(What to do):
Repeat back the listing below, word for word and in full.

(Available data):
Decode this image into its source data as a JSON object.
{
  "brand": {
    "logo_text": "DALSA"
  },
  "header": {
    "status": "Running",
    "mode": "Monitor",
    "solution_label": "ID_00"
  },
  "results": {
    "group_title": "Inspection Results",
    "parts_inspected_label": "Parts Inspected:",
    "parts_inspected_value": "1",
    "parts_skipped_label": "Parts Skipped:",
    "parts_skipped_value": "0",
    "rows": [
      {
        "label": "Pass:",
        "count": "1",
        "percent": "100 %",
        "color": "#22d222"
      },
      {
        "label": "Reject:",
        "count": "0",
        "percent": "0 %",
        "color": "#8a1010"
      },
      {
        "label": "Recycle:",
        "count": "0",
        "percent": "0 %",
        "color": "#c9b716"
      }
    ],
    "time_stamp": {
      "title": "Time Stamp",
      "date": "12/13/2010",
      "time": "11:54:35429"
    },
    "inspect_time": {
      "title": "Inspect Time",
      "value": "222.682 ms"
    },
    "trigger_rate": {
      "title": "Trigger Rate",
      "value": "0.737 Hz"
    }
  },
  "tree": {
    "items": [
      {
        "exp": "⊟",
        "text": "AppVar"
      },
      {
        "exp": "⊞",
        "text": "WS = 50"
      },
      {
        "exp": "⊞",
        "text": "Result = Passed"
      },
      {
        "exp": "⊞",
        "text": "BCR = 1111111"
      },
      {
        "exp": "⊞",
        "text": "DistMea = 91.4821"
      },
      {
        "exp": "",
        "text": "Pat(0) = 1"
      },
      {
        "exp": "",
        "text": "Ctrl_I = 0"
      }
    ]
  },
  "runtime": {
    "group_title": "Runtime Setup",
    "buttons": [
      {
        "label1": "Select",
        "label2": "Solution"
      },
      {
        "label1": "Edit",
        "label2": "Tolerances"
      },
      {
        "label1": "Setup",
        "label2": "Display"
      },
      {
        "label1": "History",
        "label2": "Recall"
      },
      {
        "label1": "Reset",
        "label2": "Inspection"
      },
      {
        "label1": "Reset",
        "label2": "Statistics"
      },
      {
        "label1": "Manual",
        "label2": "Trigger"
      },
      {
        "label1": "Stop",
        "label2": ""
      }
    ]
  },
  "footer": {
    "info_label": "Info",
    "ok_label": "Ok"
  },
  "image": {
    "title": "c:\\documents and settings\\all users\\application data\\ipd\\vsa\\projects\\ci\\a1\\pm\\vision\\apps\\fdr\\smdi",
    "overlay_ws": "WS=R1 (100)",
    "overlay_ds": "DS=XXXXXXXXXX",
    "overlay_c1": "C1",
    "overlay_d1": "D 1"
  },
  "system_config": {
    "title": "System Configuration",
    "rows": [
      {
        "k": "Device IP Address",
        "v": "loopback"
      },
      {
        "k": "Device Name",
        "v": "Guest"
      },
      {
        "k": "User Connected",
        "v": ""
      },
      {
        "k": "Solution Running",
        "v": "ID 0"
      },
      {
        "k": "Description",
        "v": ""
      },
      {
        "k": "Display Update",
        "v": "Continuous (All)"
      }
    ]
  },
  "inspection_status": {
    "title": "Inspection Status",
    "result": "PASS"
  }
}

(Task output):
Decode this image into its source data as a JSON object.
{
  "brand": {
    "logo_text": "DALSA"
  },
  "header": {
    "status": "Running",
    "mode": "Monitor",
    "solution_label": "ID_00"
  },
  "results": {
    "group_title": "Inspection Results",
    "parts_inspected_label": "Parts Inspected:",
    "parts_inspected_value": "1",
    "parts_skipped_label": "Parts Skipped:",
    "parts_skipped_value": "0",
    "rows": [
      {
        "label": "Pass:",
        "count": "1",
        "percent": "100 %",
        "color": "#22d222"
      },
      {
        "label": "Reject:",
        "count": "0",
        "percent": "0 %",
        "color": "#8a1010"
      },
      {
        "label": "Recycle:",
        "count": "0",
        "percent": "0 %",
        "color": "#c9b716"
      }
    ],
    "time_stamp": {
      "title": "Time Stamp",
      "date": "12/13/2010",
      "time": "11:54:35429"
    },
    "inspect_time": {
      "title": "Inspect Time",
      "value": "222.682 ms"
    },
    "trigger_rate": {
      "title": "Trigger Rate",
      "value": "0.737 Hz"
    }
  },
  "tree": {
    "items": [
      {
        "exp": "⊟",
        "text": "AppVar"
      },
      {
        "exp": "⊞",
        "text": "WS = 50"
      },
      {
        "exp": "⊞",
        "text": "Result = Passed"
      },
      {
        "exp": "⊞",
        "text": "BCR = 1111111"
      },
      {
        "exp": "⊞",
        "text": "DistMea = 91.4821"
      },
      {
        "exp": "",
        "text": "Pat(0) = 1"
      },
      {
        "exp": "",
        "text": "Ctrl_I = 0"
      }
    ]
  },
  "runtime": {
    "group_title": "Runtime Setup",
    "buttons": [
      {
        "label1": "Select",
        "label2": "Solution"
      },
      {
        "label1": "Edit",
        "label2": "Tolerances"
      },
      {
        "label1": "Setup",
        "label2": "Display"
      },
      {
        "label1": "History",
        "label2": "Recall"
      },
      {
        "label1": "Reset",
        "label2": "Inspection"
      },
      {
        "label1": "Reset",
        "label2": "Statistics"
      },
      {
        "label1": "Manual",
        "label2": "Trigger"
      },
      {
        "label1": "Stop",
        "label2": ""
      }
    ]
  },
  "footer": {
    "info_label": "Info",
    "ok_label": "Ok"
  },
  "image": {
    "title": "c:\\documents and settings\\all users\\application data\\ipd\\vsa\\projects\\ci\\a1\\pm\\vision\\apps\\fdr\\smdi",
    "overlay_ws": "WS=R1 (100)",
    "overlay_ds": "DS=XXXXXXXXXX",
    "overlay_c1": "C1",
    "overlay_d1": "D 1"
  },
  "system_config": {
    "title": "System Configuration",
    "rows": [
      {
        "k": "Device IP Address",
        "v": "loopback"
      },
      {
        "k": "Device Name",
        "v": "Guest"
      },
      {
        "k": "User Connected",
        "v": ""
      },
      {
        "k": "Solution Running",
        "v": "ID 0"
      },
      {
        "k": "Description",
        "v": ""
      },
      {
        "k": "Display Update",
        "v": "Continuous (All)"
      }
    ]
  },
  "inspection_status": {
    "title": "Inspection Status",
    "result": "PASS"
  }
}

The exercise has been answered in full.